July 22, 2011

Report on Comic-Con 2011

Thursday I attended the opening day of this year's San Diego Comic-Con. As usual, I went with my pal Victor, an enrolled Pechanga Indian. His young friends Rebecca, Eric, Avelaka, and Ava accompanied us.

As always, I looked for signs of Native and multicultural work. Though I wasn't on the floor that long, I didn't see anything that qualified. The only minorities on display were the usual fourth or fifth bananas in movie, TV, or comic-book casts.

Indians were even more invisible than usual, if that's possible. I didn't see any displays featuring them in Cowboys and Aliens or Twilight: Breaking Dawn. All I saw were:

  • The Tonto cover from Dynamite's LONE RANGER comic, now several years old.

  • A sign for Jason Momoa (part indigenous) as Conan the Barbarian.

  • A couple of old TUROK comics hanging on a wall.

  • Oh, and a split-second glimpse of this display:

    "Jeffrey Weissman aka George McFly signing autographs in Profiles in History's booth 1605 at Comic-Con 2011."

    Profiles in History is an auction house that sells pop-culture memorabilia. This time they were advertising the time-traveling DeLorean from Back to the Future III. As you may recall, the DeLorean pops into the Old West--only to be chased by a savage horde of Indians on horseback. Profiles in History had the car posed against a backdrop of these death-dealing Indians.

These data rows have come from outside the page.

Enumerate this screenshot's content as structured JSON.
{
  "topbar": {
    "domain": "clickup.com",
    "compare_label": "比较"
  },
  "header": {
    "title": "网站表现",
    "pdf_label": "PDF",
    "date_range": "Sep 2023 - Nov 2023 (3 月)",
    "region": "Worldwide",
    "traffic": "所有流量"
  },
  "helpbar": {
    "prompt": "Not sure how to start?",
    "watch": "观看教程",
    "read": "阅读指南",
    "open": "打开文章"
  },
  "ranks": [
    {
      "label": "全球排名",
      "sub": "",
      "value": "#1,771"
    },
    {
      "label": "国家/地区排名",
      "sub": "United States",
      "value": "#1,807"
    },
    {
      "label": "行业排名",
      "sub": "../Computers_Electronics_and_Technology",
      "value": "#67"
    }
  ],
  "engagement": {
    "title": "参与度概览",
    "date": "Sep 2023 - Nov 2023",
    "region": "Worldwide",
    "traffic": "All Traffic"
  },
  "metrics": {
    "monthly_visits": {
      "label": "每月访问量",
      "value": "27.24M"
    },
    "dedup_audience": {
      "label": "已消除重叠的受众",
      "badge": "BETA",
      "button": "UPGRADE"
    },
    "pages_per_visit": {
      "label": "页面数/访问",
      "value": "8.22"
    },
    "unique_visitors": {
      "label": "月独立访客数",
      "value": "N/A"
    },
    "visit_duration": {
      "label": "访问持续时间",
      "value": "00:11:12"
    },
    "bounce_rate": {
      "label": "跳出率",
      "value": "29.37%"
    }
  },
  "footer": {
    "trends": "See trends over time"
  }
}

    Presumably the people at Profiles in History approved this; no one thought it was a bad idea. A shamefully stereotypical portrayal of Indians...and they duplicated it for their customers. If they sell World War II memorabilia next, will they put up a 10-foot banner of the Japanese as "slant-eyed devils"? Because that would be roughly the same thing.

    Other impressions

    As promised, the major studios cut back on their displays for movies. Again, there was almost nothing for Cowboys and Aliens or Breaking Dawn. Or for Captain America or Harry Potter, or the upcoming Avengers movie. About the only movie that got some advance publicity was the Spider-Man relaunch planned for 2012.

    Toy companies such as Mattel may have taken up the studios' slack. The biggest displays may have belonged to Hasbro, with its Transformers, Star Wars, and Nerf lines.

    Other trends:

  • Zombies were as big as ever, though vampires may be subsiding in popularity.

  • Lucasfilm had a large display for some reason. Between them and Hasbro, Star Wars items were everywhere.

  • More people seemed to dress up as DC comic characters than usual. This may have had something to do with DC's announcement of 52 new or improved comics.

  • Children's cartoon characters seemed more prevalent than usual.

  • I did get to spend an hour with Marilyn Thomas, an independent Native filmmaker from British Columbia. She's visiting Los Angeles for a few months to increase her profile and advance her projects. We talked about the differences between Hollywood (no creative control) and Canada's APTN (no money). And how challenging it is to brave the freeways and find your way around LA.

    And we had a couple of celebrity sightings, including Jon Heder from Napoleon Dynamite and Johnny Knoxville from Jackass. But that was about it for our time at Comic-Con.

    For more on the subject, see Pix of Comic-Con 2010 and Report on Comic-Con 2010.


    Anonymous said...

    In my nephews' generation, they've never even heard of Luke Skywalker. It's all about Ahsoka Mary Sue Tano.

    Yay for "vegetarian" vampires (You keep using that word.) losing popularity.

    Jaine said...

    Anonymous said
    "In my nephew's generation they've never even heard of Luke Skywalker..."

    take heart, my daughter (late teens) and her friends know and love Star Wars, but then none of them liked Twilight (books or movies)